■ WHAT IS NEEDED ■
Show every line in the entries below where the word "JSON" appears.

■ AVAILABLE DATA ■
*** Begin section ***
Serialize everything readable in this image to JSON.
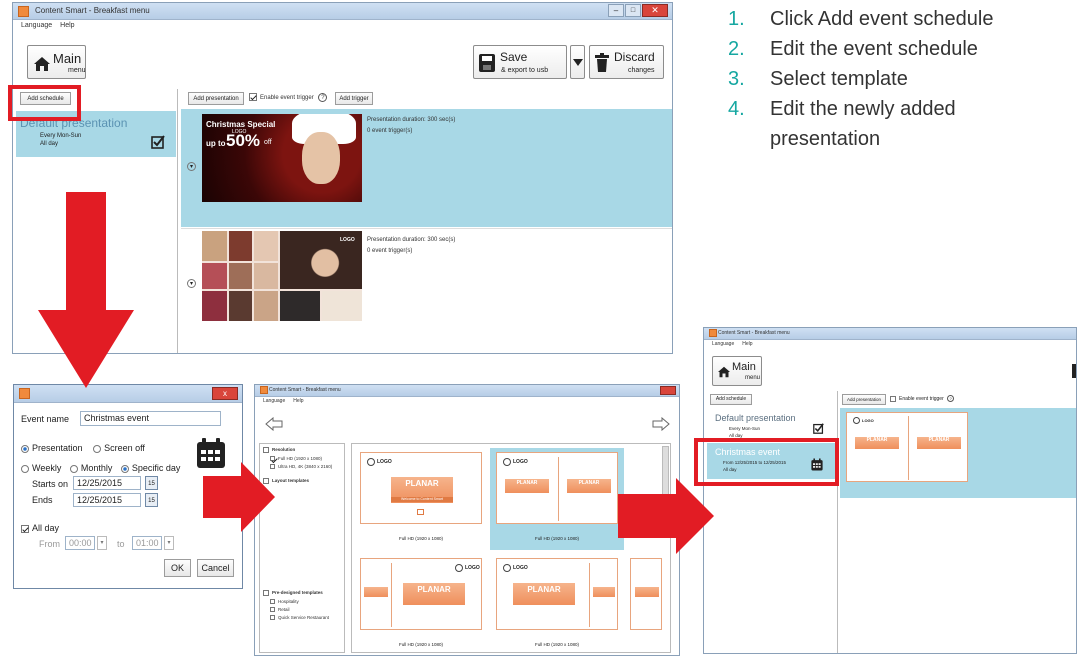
{
  "steps": [
    {
      "num": "1.",
      "text": "Click Add event schedule"
    },
    {
      "num": "2.",
      "text": "Edit the event schedule"
    },
    {
      "num": "3.",
      "text": "Select template"
    },
    {
      "num": "4.",
      "text": "Edit the newly added presentation"
    }
  ],
  "main_window": {
    "title": "Content Smart - Breakfast menu",
    "menu": [
      "Language",
      "Help"
    ],
    "main_label": "Main",
    "main_sub": "menu",
    "save_label": "Save",
    "save_sub": "& export to usb",
    "discard_label": "Discard",
    "discard_sub": "changes",
    "add_schedule": "Add schedule",
    "add_presentation": "Add presentation",
    "enable_trigger": "Enable event trigger",
    "help_mark": "?",
    "add_trigger": "Add trigger",
    "schedule": {
      "name": "Default presentation",
      "days": "Every Mon-Sun",
      "time": "All day"
    },
    "presentations": [
      {
        "duration": "Presentation duration: 300 sec(s)",
        "triggers": "0 event trigger(s)",
        "promo_title": "Christmas Special",
        "promo_up": "up to",
        "promo_pct": "50%",
        "promo_off": "off",
        "logo": "LOGO"
      },
      {
        "duration": "Presentation duration: 300 sec(s)",
        "triggers": "0 event trigger(s)",
        "logo": "LOGO"
      }
    ]
  },
  "dialog": {
    "close": "x",
    "event_name_label": "Event name",
    "event_name_value": "Christmas event",
    "type_options": [
      "Presentation",
      "Screen off"
    ],
    "freq_options": [
      "Weekly",
      "Monthly",
      "Specific day"
    ],
    "starts_label": "Starts on",
    "starts_value": "12/25/2015",
    "ends_label": "Ends",
    "ends_value": "12/25/2015",
    "cal_day": "15",
    "all_day": "All day",
    "from_label": "From",
    "from_value": "00:00",
    "to_label": "to",
    "to_value": "01:00",
    "ok": "OK",
    "cancel": "Cancel"
  },
  "template_window": {
    "title": "Content Smart - Breakfast menu",
    "menu": [
      "Language",
      "Help"
    ],
    "resolution_header": "Resolution",
    "resolutions": [
      "Full HD (1920 x 1080)",
      "Ultra HD, 4K (3840 x 2160)"
    ],
    "layout_header": "Layout templates",
    "pre_header": "Pre-designed templates",
    "pre_items": [
      "Hospitality",
      "Retail",
      "Quick Service Restaurant"
    ],
    "brand": "PLANAR",
    "welcome": "Welcome to Content Smart",
    "logo": "LOGO",
    "caption": "Full HD (1920 x 1080)"
  },
  "result_window": {
    "title": "Content Smart - Breakfast menu",
    "menu": [
      "Language",
      "Help"
    ],
    "main_label": "Main",
    "main_sub": "menu",
    "add_schedule": "Add schedule",
    "add_presentation": "Add presentation",
    "enable_trigger": "Enable event trigger",
    "help_mark": "?",
    "default": {
      "name": "Default presentation",
      "days": "Every Mon-Sun",
      "time": "All day"
    },
    "event": {
      "name": "Christmas event",
      "days": "From 12/25/2015 to 12/25/2015",
      "time": "All day"
    },
    "brand": "PLANAR",
    "logo": "LOGO"
  },
  "colors": {
    "accent": "#16a7a1",
    "red": "#e21c24",
    "selection": "#a8d8e6",
    "orange": "#f08a3c"
  }
}
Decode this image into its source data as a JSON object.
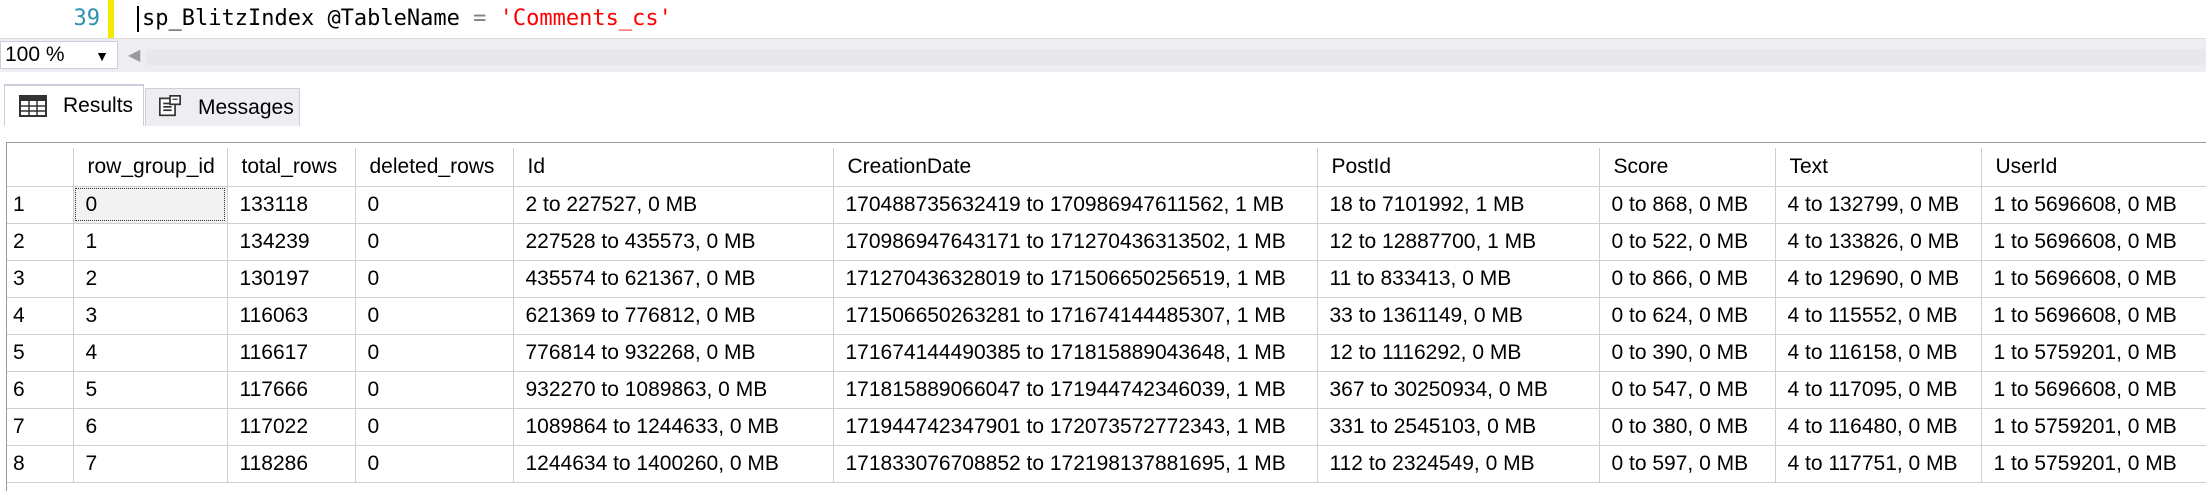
{
  "editor": {
    "line_number": "39",
    "code_proc": "sp_BlitzIndex",
    "code_param": "@TableName",
    "code_op": "=",
    "code_string": "'Comments_cs'"
  },
  "zoom": {
    "value": "100 %"
  },
  "tabs": [
    {
      "label": "Results",
      "icon": "grid-icon",
      "active": true
    },
    {
      "label": "Messages",
      "icon": "messages-icon",
      "active": false
    }
  ],
  "grid": {
    "columns": [
      "",
      "row_group_id",
      "total_rows",
      "deleted_rows",
      "Id",
      "CreationDate",
      "PostId",
      "Score",
      "Text",
      "UserId"
    ],
    "rows": [
      [
        "1",
        "0",
        "133118",
        "0",
        "2 to 227527, 0 MB",
        "170488735632419 to 170986947611562, 1 MB",
        "18 to 7101992, 1 MB",
        "0 to 868, 0 MB",
        "4 to 132799, 0 MB",
        "1 to 5696608, 0 MB"
      ],
      [
        "2",
        "1",
        "134239",
        "0",
        "227528 to 435573, 0 MB",
        "170986947643171 to 171270436313502, 1 MB",
        "12 to 12887700, 1 MB",
        "0 to 522, 0 MB",
        "4 to 133826, 0 MB",
        "1 to 5696608, 0 MB"
      ],
      [
        "3",
        "2",
        "130197",
        "0",
        "435574 to 621367, 0 MB",
        "171270436328019 to 171506650256519, 1 MB",
        "11 to 833413, 0 MB",
        "0 to 866, 0 MB",
        "4 to 129690, 0 MB",
        "1 to 5696608, 0 MB"
      ],
      [
        "4",
        "3",
        "116063",
        "0",
        "621369 to 776812, 0 MB",
        "171506650263281 to 171674144485307, 1 MB",
        "33 to 1361149, 0 MB",
        "0 to 624, 0 MB",
        "4 to 115552, 0 MB",
        "1 to 5696608, 0 MB"
      ],
      [
        "5",
        "4",
        "116617",
        "0",
        "776814 to 932268, 0 MB",
        "171674144490385 to 171815889043648, 1 MB",
        "12 to 1116292, 0 MB",
        "0 to 390, 0 MB",
        "4 to 116158, 0 MB",
        "1 to 5759201, 0 MB"
      ],
      [
        "6",
        "5",
        "117666",
        "0",
        "932270 to 1089863, 0 MB",
        "171815889066047 to 171944742346039, 1 MB",
        "367 to 30250934, 0 MB",
        "0 to 547, 0 MB",
        "4 to 117095, 0 MB",
        "1 to 5696608, 0 MB"
      ],
      [
        "7",
        "6",
        "117022",
        "0",
        "1089864 to 1244633, 0 MB",
        "171944742347901 to 172073572772343, 1 MB",
        "331 to 2545103, 0 MB",
        "0 to 380, 0 MB",
        "4 to 116480, 0 MB",
        "1 to 5759201, 0 MB"
      ],
      [
        "8",
        "7",
        "118286",
        "0",
        "1244634 to 1400260, 0 MB",
        "171833076708852 to 172198137881695, 1 MB",
        "112 to 2324549, 0 MB",
        "0 to 597, 0 MB",
        "4 to 117751, 0 MB",
        "1 to 5759201, 0 MB"
      ]
    ]
  }
}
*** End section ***
■ OUTPUT OF THE TASK ■
Serialize everything readable in this image to JSON.
Decode this image into its source data as a JSON object.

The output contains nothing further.